Proposition

If a category with finite coproducts and products carries any natural isomorphism between coproducts and products, then it is semi-additive.

(Lack 09, theorem 5).

Biproducts imply enrichment – Relation to additive categories

A semiadditive category is automatically enriched over the monoidal category of commutative monoids with the usual tensor product, as follows.

Given two morphisms f,g:abf, g: a \to b in CC, let their sum f+g:abf + g: a \to b be

aa×aaafgbbbbb. a \to a \times a \cong a \oplus a \overset{f \oplus g}{\to} b \oplus b \cong b \sqcup b \to b .

One proves that ++ is associative and commutative. Of course, the zero morphism 0:ab0: a \to b is the usual zero morphism given by the zero object:

a10b. a \to 1 \cong 0 \to b .

One proves that 00 is the neutral element for ++ and that this matches the 00 morphism that we began with in the definition. Note that in addition to a zero object, this construction actually only requires biproducts of an object with itself, i.e. biproducts of the form aaa\oplus a rather than the more general aba\oplus b.

If additionally every morphism f:abf: a \to b has an inverse f:ab-f: a \to b, then CC is enriched over the category AbAb of abelian groups and is therefore (precisely) an additive category.

If, on the other hand, the addition of morphisms is idempotent (f+f=ff+f=f), then CC is enriched over the category SLatSLat of semilattices (and is therefore a kind of 2-poset).

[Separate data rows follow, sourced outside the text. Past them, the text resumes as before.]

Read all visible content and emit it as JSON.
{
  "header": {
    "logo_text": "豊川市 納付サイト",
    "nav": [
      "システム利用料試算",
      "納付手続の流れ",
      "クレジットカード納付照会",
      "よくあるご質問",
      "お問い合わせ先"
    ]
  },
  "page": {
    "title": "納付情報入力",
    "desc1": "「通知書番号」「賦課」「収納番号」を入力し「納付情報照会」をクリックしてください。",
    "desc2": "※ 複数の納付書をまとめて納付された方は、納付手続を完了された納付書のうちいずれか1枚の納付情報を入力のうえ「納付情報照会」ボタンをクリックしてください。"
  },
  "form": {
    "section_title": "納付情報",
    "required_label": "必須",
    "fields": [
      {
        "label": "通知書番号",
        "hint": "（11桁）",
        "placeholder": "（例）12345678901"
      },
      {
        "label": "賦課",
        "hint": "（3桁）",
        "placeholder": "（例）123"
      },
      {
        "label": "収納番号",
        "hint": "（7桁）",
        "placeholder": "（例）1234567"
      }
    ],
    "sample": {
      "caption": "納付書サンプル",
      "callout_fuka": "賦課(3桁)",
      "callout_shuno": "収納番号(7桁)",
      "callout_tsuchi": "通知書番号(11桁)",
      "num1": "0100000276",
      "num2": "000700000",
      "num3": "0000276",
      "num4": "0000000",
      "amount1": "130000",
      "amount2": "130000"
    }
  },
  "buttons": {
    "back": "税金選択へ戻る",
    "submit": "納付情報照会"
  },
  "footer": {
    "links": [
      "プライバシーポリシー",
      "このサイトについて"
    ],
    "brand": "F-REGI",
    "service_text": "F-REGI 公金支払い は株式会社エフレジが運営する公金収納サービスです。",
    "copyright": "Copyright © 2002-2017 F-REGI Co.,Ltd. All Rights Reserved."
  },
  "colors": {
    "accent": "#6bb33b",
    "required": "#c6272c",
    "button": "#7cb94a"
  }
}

Biproducts as enriched Cauchy colimits

Conversely, if CC is already known to be enriched over abelian monoids, then a binary biproduct may be defined purely diagrammatically as an object c 1c 2c_1\oplus c_2 together with injections n i:c ic 1c 2n_i:c_i\to c_1\oplus c_2 and projections p i:c 1c 2c ip_i:c_1\oplus c_2 \to c_i such that p jn i=δ ijp_j n_i = \delta_{i j} (the Kronecker delta) and n 1p 1+n 2p 2=1 c 1c 2n_1 p_1 + n_2 p_2 = 1_{c_1\oplus c_2}. It is easy to check that makes c 1c 2c_1\oplus c_2 a biproduct, and that any binary biproduct must be of this form. Similarly, an object zz of such a category is a zero object precisely when 1 z=0 z1_z= 0_z, its identity is equal to the zero morphism. It follows that functors enriched over abelian monoids must automatically preserve finite biproducts, so that finite biproducts are a type of Cauchy colimit. Moreover, any product or coproduct in a category enriched over abelian monoids is actually a biproduct.

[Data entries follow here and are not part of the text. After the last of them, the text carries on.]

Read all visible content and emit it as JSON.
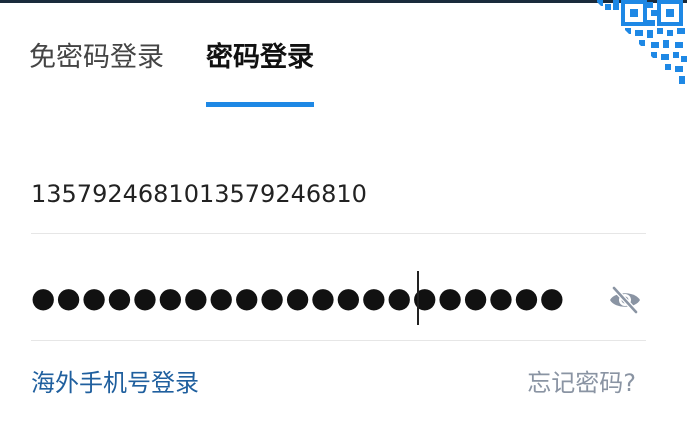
{
  "tabs": [
    {
      "label": "免密码登录",
      "active": false
    },
    {
      "label": "密码登录",
      "active": true
    }
  ],
  "phone": {
    "value": "13579246810135792468​10"
  },
  "password": {
    "masked": "●●●●●●●●●●●●●●●●●●●●●"
  },
  "links": {
    "overseas_login": "海外手机号登录",
    "forgot_password": "忘记密码?"
  },
  "colors": {
    "accent": "#1e88e5",
    "link_blue": "#1f5f9e",
    "muted": "#8a94a3"
  },
  "icons": {
    "qr": "qr-code-icon",
    "eye": "eye-slash-icon"
  }
}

For categories enriched over suplattices, this extends to all small biproducts, with the condition n 1p 1+n 2p 2=1 c 1c 2n_1 p_1 + n_2 p_2 = 1_{c_1\oplus c_2} replaced by in ip i=1 ic i\bigvee_{i} n_i p_i = 1_{\bigoplus_i c_i}. In particular, the category of suplattices has all small biproducts.

Biproducts from duals

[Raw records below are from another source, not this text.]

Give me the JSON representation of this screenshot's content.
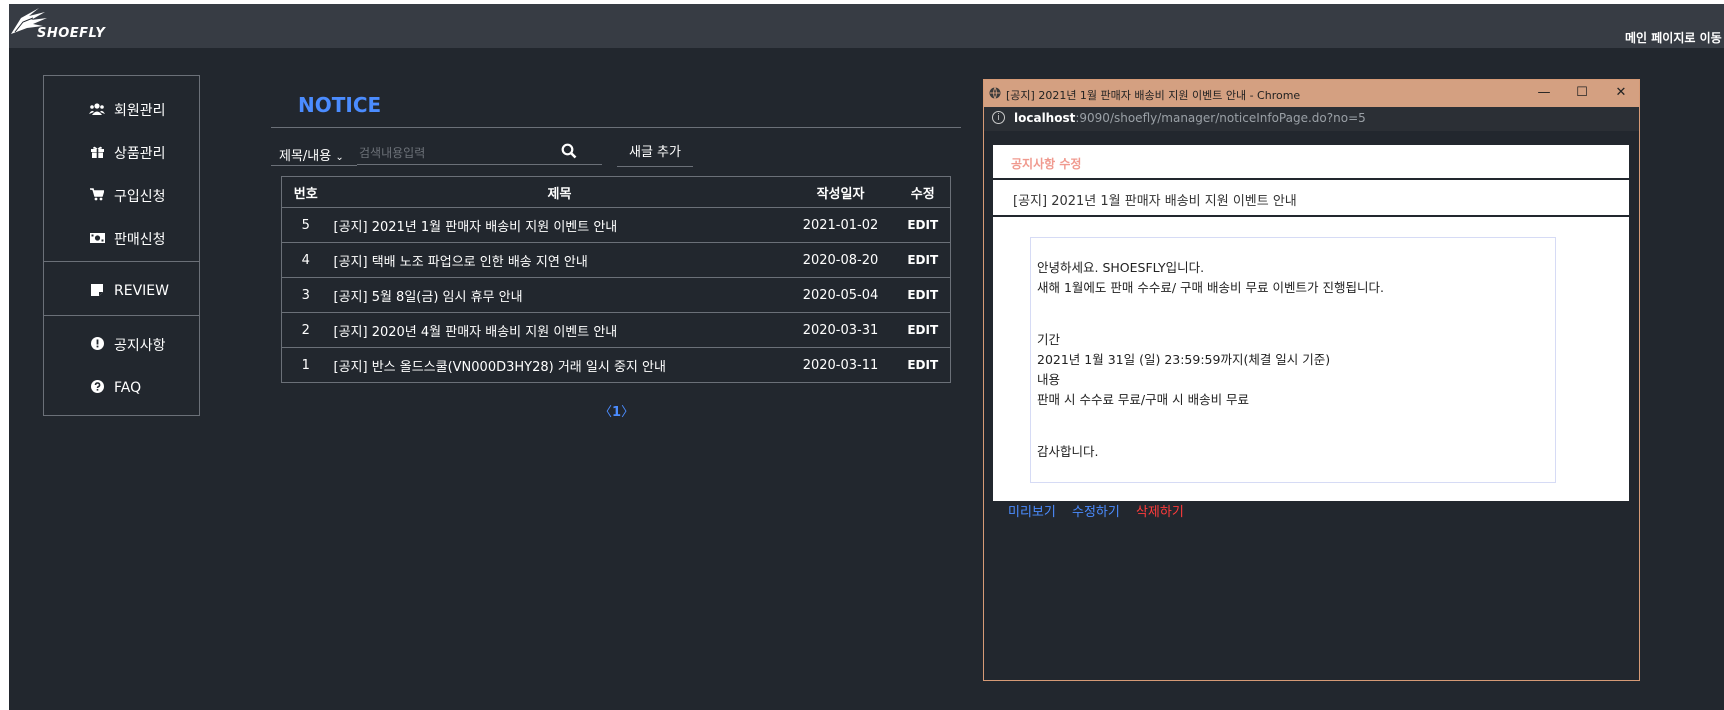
{
  "header": {
    "logo_text": "SHOEFLY",
    "main_link": "메인 페이지로 이동"
  },
  "sidebar": {
    "items": [
      {
        "label": "회원관리",
        "icon": "users-icon"
      },
      {
        "label": "상품관리",
        "icon": "gift-icon"
      },
      {
        "label": "구입신청",
        "icon": "cart-icon"
      },
      {
        "label": "판매신청",
        "icon": "money-icon"
      },
      {
        "label": "REVIEW",
        "icon": "sticky-note-icon"
      },
      {
        "label": "공지사항",
        "icon": "exclamation-icon"
      },
      {
        "label": "FAQ",
        "icon": "question-icon"
      }
    ]
  },
  "main": {
    "title": "NOTICE",
    "search": {
      "select_value": "제목/내용",
      "placeholder": "검색내용입력"
    },
    "add_button": "새글 추가",
    "table": {
      "headers": [
        "번호",
        "제목",
        "작성일자",
        "수정"
      ],
      "rows": [
        {
          "no": "5",
          "title": "[공지] 2021년 1월 판매자 배송비 지원 이벤트 안내",
          "date": "2021-01-02",
          "edit": "EDIT"
        },
        {
          "no": "4",
          "title": "[공지] 택배 노조 파업으로 인한 배송 지연 안내",
          "date": "2020-08-20",
          "edit": "EDIT"
        },
        {
          "no": "3",
          "title": "[공지] 5월 8일(금) 임시 휴무 안내",
          "date": "2020-05-04",
          "edit": "EDIT"
        },
        {
          "no": "2",
          "title": "[공지] 2020년 4월 판매자 배송비 지원 이벤트 안내",
          "date": "2020-03-31",
          "edit": "EDIT"
        },
        {
          "no": "1",
          "title": "[공지] 반스 올드스쿨(VN000D3HY28) 거래 일시 중지 안내",
          "date": "2020-03-11",
          "edit": "EDIT"
        }
      ]
    },
    "pager": {
      "prev": "〈",
      "current": "1",
      "next": "〉"
    }
  },
  "popup": {
    "window_title": "[공지] 2021년 1월 판매자 배송비 지원 이벤트 안내 - Chrome",
    "url_host": "localhost",
    "url_path": ":9090/shoefly/manager/noticeInfoPage.do?no=5",
    "edit_heading": "공지사항 수정",
    "title_value": "[공지] 2021년 1월 판매자 배송비 지원 이벤트 안내",
    "body_lines": [
      "안녕하세요. SHOESFLY입니다.",
      "새해 1월에도 판매 수수료/ 구매 배송비 무료 이벤트가 진행됩니다.",
      "기간",
      "2021년 1월 31일 (일) 23:59:59까지(체결 일시 기준)",
      "내용",
      "판매 시 수수료 무료/구매 시 배송비 무료",
      "감사합니다."
    ],
    "actions": {
      "preview": "미리보기",
      "save": "수정하기",
      "delete": "삭제하기"
    }
  },
  "colors": {
    "background": "#22272e",
    "topbar": "#373c44",
    "accent": "#4b8cff",
    "danger": "#ff3b3b",
    "popup_titlebar": "#d4a081",
    "edit_heading": "#f09a8f"
  }
}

The existence of dual objects tends to imply (semi)additivity; see ({Houston 06}, MO discussion).

Examples

Categories with biproducts include:

References

A related discussion is archived at nnForum.

Revised on February 1, 2014 09:03:57 by Urs Schreiber (89.204.130.13)